- **Task brief**
Please return every line in the entries below with the word "rvdz" in it.

- **Provided records**
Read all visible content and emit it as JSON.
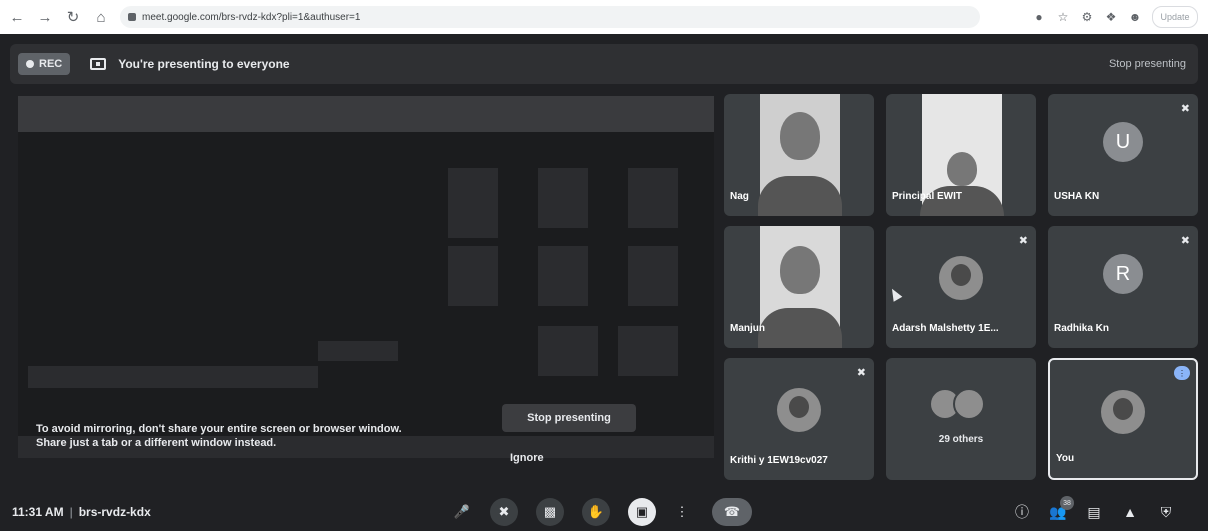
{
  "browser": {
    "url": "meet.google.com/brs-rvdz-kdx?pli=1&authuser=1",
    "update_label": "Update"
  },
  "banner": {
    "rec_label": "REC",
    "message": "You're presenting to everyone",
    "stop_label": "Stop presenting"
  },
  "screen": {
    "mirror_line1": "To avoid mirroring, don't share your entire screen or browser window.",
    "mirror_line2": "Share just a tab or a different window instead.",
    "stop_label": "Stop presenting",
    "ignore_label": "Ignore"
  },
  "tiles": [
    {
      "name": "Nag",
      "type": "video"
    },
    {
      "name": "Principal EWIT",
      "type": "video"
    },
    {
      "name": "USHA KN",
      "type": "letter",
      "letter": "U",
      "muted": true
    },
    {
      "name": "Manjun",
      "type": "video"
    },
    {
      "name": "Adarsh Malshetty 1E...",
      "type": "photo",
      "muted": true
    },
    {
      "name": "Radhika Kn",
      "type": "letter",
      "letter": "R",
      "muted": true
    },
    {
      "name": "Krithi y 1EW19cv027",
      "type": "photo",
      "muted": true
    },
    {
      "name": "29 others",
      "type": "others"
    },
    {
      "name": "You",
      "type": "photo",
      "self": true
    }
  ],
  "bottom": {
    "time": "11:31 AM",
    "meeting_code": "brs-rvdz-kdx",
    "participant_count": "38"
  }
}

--

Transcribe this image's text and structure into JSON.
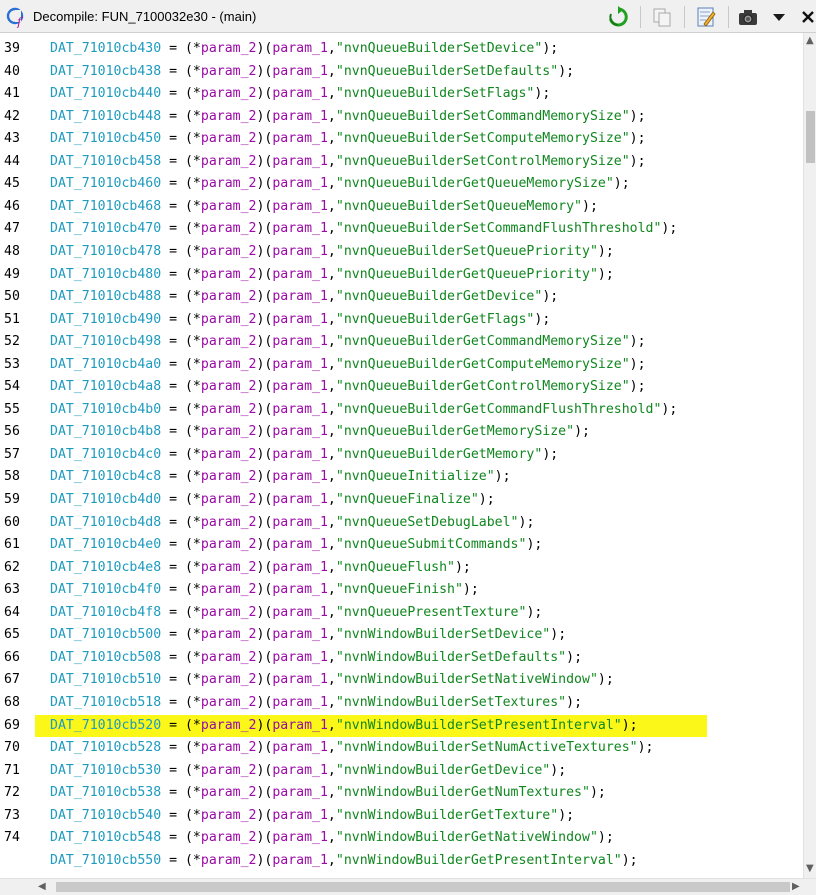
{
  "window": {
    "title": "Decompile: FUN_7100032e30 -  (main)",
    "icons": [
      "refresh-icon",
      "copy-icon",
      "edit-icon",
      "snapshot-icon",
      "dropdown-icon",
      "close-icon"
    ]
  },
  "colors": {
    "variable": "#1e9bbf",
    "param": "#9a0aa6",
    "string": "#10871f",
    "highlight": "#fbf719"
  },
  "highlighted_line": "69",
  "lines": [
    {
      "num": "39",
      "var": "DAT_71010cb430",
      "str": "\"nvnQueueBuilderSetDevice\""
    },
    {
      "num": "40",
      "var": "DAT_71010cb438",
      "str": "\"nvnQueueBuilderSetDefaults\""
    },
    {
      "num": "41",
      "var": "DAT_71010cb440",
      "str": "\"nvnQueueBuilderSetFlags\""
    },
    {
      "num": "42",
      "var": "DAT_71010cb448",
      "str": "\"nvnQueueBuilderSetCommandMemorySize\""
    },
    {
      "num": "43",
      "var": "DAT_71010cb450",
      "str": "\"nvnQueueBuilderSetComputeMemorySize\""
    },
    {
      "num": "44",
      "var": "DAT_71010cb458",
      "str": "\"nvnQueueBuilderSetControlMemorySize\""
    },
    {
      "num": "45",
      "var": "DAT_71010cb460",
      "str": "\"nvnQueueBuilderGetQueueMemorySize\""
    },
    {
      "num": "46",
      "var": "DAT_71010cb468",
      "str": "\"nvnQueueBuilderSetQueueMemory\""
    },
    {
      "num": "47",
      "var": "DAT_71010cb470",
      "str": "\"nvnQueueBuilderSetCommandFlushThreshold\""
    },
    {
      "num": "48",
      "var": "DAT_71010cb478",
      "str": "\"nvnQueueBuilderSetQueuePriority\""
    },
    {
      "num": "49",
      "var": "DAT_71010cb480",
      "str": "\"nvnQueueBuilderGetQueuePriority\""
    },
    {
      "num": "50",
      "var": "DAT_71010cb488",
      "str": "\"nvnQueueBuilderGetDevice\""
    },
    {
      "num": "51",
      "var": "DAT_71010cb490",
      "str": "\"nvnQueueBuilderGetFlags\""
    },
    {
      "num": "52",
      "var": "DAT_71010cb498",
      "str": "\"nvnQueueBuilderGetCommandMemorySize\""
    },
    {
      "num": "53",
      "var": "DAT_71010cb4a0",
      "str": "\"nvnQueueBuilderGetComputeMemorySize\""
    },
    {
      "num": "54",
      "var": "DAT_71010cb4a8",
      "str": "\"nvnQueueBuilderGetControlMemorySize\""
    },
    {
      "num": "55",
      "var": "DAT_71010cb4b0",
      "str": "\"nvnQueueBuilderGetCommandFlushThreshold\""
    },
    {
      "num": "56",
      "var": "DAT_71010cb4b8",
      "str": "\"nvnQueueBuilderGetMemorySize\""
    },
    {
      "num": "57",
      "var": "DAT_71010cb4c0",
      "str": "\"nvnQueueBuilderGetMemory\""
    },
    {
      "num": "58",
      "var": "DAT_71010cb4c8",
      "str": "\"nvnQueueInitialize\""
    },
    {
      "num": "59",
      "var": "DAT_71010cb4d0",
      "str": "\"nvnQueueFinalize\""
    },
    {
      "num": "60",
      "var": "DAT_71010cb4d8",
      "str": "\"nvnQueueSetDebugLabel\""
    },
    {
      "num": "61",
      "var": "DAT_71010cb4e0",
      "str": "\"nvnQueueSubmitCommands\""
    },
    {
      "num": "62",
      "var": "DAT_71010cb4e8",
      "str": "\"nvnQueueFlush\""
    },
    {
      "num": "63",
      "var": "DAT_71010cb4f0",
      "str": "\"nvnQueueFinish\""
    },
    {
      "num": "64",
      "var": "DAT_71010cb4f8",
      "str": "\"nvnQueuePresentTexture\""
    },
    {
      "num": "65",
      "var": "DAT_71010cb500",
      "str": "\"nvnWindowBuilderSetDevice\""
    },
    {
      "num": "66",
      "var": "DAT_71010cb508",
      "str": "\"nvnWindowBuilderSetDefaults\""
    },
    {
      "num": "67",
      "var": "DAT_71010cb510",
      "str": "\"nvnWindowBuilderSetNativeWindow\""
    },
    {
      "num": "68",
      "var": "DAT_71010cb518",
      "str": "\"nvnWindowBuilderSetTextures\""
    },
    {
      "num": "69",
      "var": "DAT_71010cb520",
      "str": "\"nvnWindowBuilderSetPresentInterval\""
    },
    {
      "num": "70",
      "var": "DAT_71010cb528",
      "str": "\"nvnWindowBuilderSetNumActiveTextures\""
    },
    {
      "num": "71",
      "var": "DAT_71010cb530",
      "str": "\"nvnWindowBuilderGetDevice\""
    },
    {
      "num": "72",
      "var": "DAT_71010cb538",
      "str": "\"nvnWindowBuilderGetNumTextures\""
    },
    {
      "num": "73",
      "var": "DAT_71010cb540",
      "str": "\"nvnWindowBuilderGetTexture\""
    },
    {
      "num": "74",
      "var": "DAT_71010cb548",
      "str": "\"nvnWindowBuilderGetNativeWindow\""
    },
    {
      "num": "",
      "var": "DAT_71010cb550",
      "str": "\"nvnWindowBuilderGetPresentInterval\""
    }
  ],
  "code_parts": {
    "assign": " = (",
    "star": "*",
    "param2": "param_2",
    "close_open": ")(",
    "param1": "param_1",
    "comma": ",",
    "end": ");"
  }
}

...

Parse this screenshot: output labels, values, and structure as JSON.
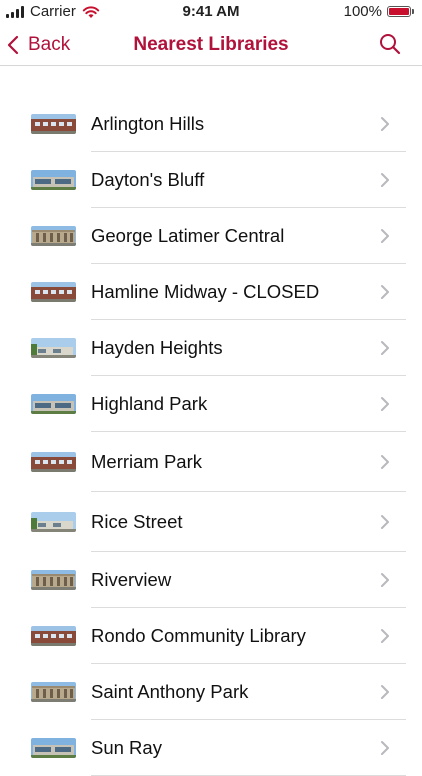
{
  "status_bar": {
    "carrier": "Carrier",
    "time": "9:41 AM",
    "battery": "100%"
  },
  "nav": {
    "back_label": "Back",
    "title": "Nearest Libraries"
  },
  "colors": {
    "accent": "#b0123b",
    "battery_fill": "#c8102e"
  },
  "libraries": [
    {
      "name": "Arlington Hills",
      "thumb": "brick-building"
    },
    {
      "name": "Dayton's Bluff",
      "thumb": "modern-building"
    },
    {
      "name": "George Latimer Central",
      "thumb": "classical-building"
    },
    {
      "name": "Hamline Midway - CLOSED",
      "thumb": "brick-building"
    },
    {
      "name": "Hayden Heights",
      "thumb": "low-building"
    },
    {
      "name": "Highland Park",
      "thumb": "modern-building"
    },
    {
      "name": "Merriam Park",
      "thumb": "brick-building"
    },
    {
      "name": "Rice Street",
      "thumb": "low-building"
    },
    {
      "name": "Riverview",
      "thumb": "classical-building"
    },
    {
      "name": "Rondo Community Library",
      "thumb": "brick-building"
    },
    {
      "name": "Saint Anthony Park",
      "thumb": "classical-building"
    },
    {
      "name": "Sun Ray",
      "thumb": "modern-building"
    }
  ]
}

- **Answer box**
    "url": "meet.google.com/brs-rvdz-kdx?pli=1&authuser=1",
    "meeting_code": "brs-rvdz-kdx",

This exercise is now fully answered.